• [EXERCISE PROMPT]:
Show every line in the entries below where the word "handle" appears.

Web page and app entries
+++++
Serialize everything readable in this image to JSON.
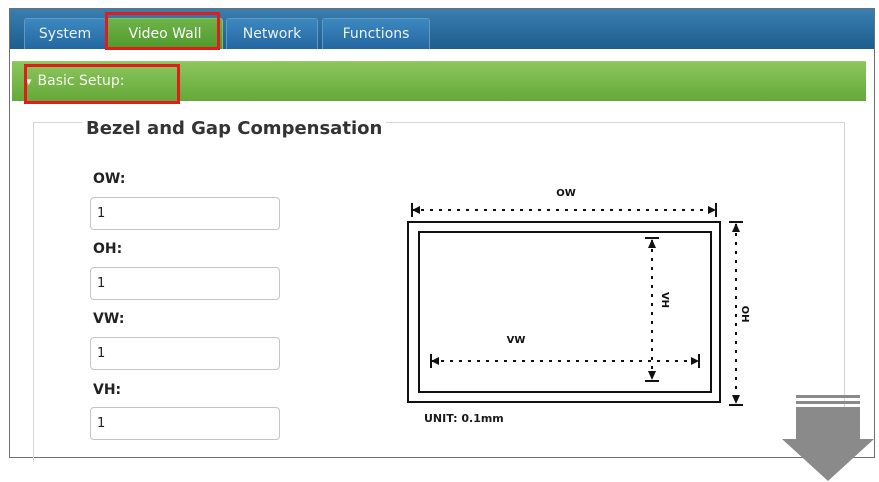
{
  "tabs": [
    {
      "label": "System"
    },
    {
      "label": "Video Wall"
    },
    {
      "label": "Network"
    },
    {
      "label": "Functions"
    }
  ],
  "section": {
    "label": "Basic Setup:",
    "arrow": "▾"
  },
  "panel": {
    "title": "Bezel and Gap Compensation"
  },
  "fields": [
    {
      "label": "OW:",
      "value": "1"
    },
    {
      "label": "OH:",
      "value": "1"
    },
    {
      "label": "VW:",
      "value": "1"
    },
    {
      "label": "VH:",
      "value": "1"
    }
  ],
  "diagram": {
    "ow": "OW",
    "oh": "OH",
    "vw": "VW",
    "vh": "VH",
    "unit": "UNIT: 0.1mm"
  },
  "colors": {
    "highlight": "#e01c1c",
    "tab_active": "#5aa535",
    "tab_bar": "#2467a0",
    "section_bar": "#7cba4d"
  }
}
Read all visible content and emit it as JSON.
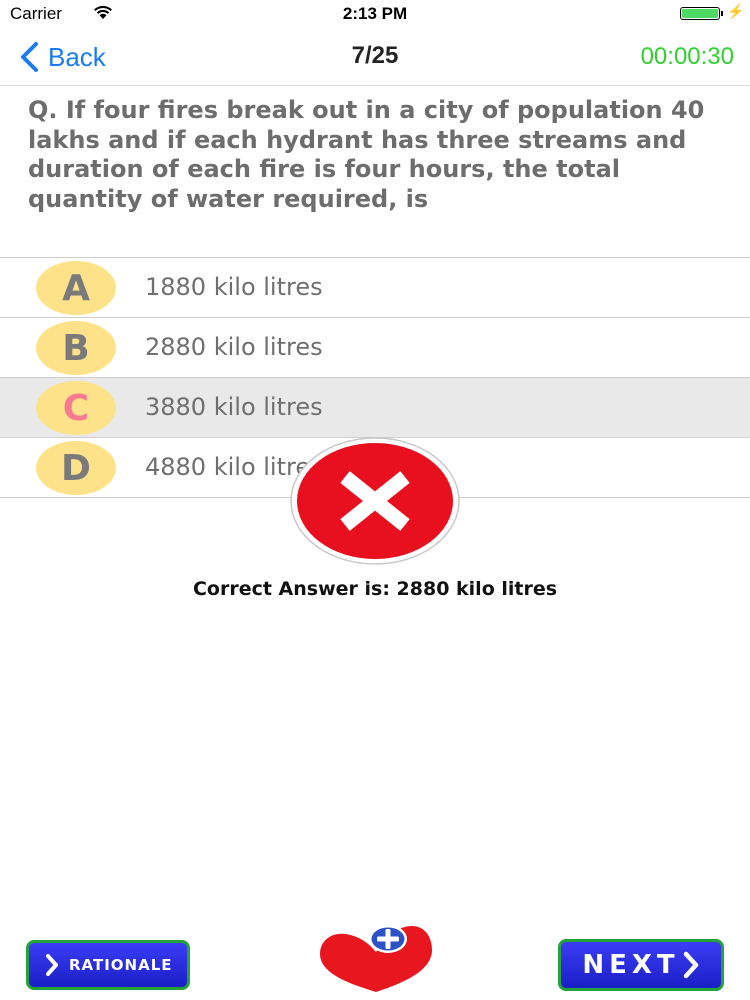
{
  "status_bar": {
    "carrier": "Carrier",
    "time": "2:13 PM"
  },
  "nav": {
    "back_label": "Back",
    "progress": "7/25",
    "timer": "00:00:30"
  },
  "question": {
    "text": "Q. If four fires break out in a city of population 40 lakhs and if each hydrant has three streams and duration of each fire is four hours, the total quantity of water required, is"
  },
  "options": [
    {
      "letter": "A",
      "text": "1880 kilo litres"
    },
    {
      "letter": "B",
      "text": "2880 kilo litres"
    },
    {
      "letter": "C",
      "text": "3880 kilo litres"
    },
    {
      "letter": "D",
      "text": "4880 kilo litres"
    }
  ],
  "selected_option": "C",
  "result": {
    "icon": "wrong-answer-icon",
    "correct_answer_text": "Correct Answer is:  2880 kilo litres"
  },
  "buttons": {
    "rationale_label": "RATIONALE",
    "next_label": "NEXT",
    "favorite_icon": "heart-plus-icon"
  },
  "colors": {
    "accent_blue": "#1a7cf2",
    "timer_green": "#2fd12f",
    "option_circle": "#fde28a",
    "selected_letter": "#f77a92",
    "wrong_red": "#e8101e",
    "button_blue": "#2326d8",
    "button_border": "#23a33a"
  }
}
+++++
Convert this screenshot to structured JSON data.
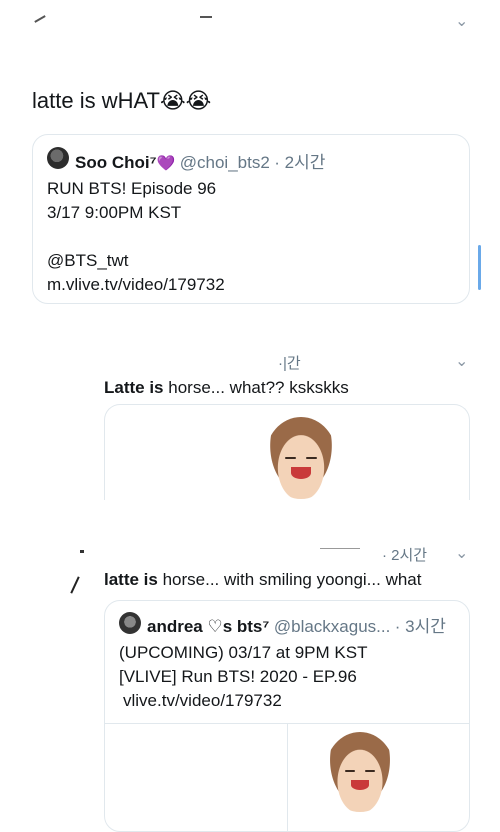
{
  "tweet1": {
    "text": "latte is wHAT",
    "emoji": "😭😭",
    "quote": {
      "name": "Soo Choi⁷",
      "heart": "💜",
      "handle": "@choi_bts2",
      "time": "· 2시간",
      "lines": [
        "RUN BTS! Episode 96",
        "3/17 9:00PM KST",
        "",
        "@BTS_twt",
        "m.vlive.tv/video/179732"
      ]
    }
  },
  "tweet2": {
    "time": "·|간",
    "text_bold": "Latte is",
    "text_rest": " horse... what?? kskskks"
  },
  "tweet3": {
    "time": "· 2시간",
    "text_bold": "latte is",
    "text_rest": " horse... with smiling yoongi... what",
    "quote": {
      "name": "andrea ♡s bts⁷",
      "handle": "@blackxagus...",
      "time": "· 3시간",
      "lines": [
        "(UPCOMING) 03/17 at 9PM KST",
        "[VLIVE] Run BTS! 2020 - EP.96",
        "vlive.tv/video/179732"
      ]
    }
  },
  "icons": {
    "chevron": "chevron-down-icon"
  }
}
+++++
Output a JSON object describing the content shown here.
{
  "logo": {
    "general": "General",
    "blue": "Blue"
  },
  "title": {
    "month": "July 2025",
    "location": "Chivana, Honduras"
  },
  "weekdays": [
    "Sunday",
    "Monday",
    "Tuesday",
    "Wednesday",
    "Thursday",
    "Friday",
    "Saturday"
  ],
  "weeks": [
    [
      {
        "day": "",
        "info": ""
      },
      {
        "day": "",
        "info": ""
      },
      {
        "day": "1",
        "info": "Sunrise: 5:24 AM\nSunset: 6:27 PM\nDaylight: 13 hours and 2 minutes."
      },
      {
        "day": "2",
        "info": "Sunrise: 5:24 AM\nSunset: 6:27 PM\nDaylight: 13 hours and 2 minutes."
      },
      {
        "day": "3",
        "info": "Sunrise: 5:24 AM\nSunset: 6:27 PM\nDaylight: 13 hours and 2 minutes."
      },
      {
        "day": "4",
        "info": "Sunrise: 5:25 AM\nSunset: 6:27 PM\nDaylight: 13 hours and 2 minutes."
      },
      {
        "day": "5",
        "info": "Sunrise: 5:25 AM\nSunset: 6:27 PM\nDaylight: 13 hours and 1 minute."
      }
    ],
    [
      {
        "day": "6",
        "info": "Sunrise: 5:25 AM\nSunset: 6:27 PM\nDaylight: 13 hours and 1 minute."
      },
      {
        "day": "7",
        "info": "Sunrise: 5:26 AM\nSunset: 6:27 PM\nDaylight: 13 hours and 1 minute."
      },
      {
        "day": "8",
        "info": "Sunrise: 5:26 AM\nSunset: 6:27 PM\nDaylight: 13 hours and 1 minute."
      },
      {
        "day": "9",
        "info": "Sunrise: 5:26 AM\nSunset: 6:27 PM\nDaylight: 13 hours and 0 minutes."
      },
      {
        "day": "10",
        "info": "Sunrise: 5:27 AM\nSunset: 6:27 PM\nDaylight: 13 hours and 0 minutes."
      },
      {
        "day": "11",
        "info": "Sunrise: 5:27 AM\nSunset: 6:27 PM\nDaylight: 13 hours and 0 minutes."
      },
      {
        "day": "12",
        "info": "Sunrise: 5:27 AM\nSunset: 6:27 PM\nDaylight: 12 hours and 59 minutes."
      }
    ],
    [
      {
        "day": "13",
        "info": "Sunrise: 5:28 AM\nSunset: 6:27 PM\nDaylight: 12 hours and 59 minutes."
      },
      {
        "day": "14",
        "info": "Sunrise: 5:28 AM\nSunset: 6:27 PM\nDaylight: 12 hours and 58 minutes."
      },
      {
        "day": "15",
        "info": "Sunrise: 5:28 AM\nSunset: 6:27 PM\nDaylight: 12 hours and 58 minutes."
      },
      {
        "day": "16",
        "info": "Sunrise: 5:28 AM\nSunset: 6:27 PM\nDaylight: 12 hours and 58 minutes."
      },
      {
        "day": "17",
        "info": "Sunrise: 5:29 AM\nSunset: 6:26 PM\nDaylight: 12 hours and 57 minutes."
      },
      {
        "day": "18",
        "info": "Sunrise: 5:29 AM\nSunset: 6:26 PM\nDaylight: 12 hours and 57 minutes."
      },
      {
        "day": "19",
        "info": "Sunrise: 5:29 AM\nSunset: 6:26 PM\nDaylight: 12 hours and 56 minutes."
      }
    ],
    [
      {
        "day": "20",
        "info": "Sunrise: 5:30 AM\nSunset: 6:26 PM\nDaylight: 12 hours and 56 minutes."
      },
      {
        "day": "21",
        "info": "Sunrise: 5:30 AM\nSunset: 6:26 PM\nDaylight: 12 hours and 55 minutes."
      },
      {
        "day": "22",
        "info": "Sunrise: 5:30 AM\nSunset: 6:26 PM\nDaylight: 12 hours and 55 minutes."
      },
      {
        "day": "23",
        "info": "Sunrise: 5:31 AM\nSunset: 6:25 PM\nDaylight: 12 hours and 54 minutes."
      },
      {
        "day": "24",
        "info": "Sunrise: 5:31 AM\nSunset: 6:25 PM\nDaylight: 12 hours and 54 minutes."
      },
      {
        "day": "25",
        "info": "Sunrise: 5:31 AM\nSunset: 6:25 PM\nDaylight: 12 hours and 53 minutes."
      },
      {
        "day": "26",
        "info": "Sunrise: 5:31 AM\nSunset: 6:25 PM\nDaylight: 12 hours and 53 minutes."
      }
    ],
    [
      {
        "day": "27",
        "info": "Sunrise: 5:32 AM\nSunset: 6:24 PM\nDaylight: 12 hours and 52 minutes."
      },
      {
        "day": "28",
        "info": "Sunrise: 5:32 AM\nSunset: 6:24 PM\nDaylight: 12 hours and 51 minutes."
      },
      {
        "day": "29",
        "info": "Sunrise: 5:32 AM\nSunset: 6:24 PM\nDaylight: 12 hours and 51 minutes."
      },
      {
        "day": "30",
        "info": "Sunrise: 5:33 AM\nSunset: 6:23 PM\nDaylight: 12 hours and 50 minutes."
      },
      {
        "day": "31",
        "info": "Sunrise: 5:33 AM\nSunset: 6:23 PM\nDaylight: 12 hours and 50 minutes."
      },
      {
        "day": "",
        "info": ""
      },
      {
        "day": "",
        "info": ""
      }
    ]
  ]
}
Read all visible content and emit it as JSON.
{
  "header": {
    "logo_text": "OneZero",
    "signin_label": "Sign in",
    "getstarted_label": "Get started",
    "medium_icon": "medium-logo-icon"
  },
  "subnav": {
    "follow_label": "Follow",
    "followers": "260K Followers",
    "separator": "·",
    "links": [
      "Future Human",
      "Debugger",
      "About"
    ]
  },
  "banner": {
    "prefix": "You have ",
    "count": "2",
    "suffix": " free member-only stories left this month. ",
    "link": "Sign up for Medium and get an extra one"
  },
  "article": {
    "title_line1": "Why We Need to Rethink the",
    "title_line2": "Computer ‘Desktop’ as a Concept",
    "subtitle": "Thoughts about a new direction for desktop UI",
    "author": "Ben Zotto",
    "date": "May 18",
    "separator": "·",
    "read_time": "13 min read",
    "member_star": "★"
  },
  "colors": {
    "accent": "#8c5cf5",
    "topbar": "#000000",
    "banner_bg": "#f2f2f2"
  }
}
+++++
• [RESPONSE TO THE EXERCISE]:
      "handle": "@choi_bts2",
      "handle": "@blackxagus...",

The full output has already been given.